> [TASK PROMPT]: In the listing below, find each line containing "verified" and report it.
=== Section Start ===
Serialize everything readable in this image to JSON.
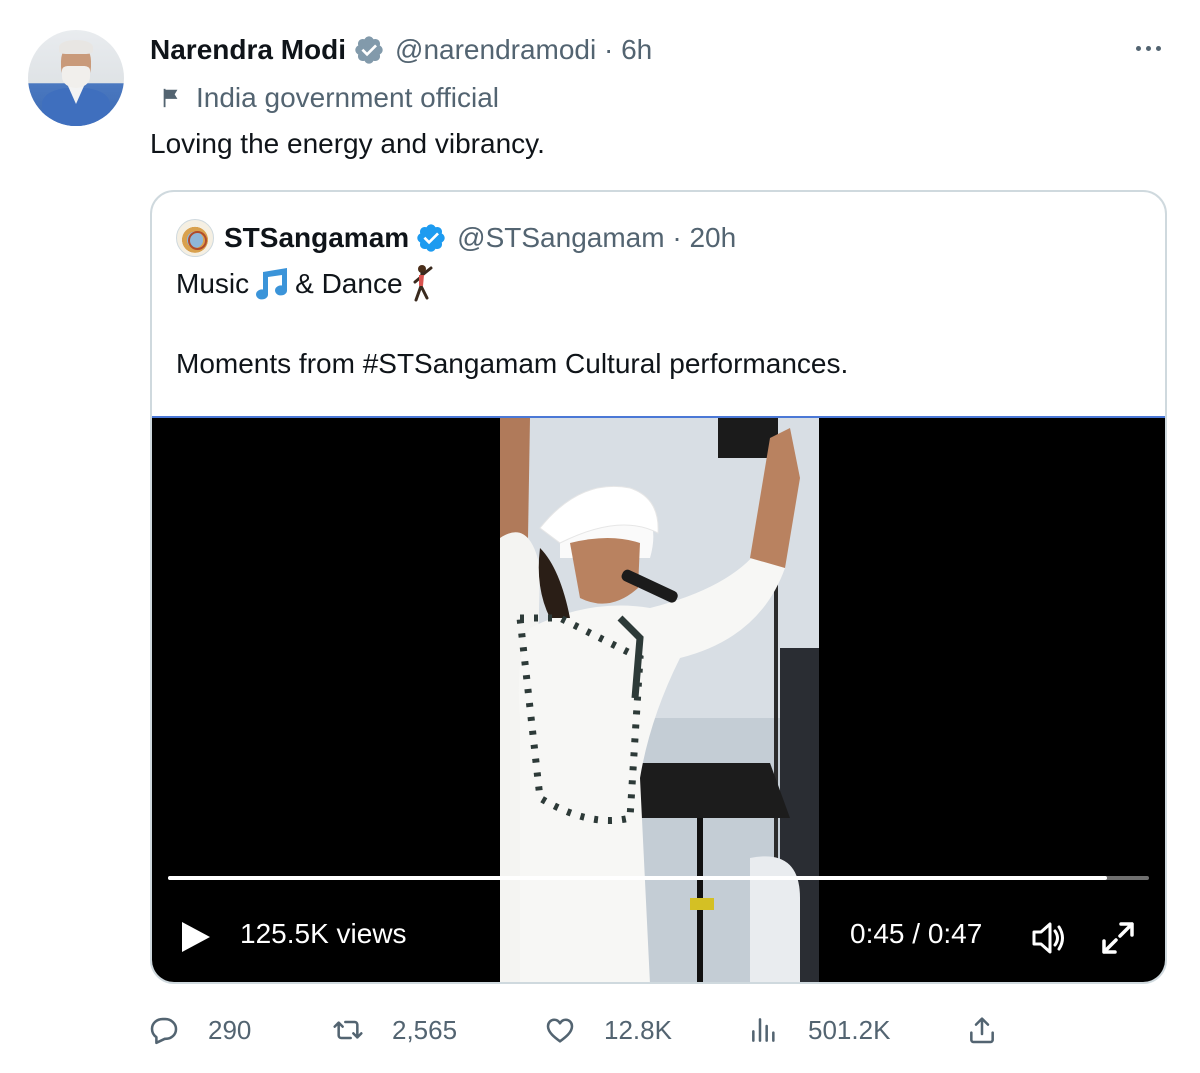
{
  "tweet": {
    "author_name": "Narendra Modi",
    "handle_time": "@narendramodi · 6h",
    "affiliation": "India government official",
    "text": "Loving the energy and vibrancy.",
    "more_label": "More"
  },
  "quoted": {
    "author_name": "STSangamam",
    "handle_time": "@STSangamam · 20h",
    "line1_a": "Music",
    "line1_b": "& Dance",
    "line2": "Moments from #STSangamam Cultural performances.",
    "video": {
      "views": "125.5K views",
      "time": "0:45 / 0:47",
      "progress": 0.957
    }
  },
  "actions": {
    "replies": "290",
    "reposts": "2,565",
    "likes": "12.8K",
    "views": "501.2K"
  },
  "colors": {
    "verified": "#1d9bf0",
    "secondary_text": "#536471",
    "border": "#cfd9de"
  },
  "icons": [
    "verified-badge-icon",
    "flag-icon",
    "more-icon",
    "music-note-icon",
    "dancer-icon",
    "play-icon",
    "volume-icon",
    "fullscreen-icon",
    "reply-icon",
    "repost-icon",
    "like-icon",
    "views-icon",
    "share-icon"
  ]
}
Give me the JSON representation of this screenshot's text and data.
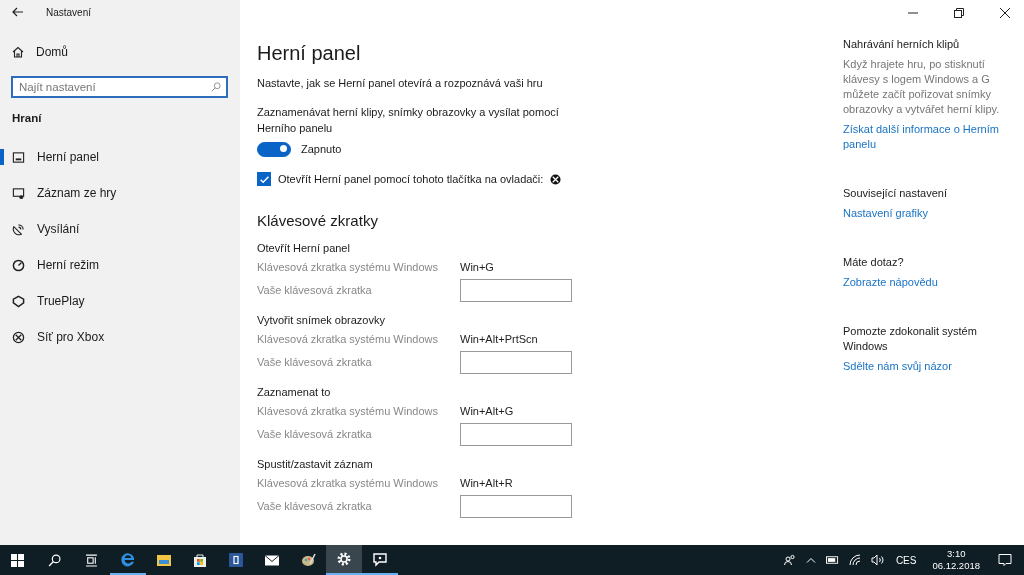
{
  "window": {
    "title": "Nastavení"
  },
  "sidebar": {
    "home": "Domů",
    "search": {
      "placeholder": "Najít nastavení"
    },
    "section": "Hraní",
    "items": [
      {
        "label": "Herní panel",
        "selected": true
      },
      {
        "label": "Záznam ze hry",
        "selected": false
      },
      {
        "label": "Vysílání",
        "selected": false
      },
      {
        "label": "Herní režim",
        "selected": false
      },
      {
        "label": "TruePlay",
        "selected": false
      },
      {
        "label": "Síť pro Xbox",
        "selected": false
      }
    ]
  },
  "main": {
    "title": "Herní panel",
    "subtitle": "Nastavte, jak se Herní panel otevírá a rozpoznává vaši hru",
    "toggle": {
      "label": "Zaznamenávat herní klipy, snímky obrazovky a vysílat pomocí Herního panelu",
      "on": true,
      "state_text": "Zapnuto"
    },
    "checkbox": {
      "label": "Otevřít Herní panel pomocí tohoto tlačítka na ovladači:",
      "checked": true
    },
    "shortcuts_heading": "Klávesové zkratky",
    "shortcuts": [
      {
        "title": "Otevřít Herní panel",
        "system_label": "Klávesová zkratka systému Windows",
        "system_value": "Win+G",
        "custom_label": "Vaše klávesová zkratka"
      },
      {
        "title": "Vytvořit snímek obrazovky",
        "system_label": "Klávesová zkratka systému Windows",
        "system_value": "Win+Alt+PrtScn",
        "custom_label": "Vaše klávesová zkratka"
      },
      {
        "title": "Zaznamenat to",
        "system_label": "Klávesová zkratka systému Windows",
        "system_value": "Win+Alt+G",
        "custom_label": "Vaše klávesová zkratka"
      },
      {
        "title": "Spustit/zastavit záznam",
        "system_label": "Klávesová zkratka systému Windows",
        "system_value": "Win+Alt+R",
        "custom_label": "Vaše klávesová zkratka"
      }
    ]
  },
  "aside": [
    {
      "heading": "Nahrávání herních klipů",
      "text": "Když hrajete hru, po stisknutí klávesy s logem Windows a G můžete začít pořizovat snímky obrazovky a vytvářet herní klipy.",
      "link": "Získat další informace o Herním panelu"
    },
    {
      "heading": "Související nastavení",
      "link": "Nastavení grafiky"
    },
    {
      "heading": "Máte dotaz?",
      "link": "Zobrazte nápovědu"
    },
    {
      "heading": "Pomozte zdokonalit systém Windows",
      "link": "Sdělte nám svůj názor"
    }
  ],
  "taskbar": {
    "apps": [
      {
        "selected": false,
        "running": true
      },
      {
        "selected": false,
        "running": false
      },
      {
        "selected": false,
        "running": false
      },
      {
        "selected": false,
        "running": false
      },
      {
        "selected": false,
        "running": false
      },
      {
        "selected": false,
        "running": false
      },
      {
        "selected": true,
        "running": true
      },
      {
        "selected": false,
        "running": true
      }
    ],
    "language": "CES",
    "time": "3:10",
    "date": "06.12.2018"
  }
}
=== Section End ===
> [SOLUTION BELOW]:
    "verified": "#1d9bf0",
    "verified-badge-icon",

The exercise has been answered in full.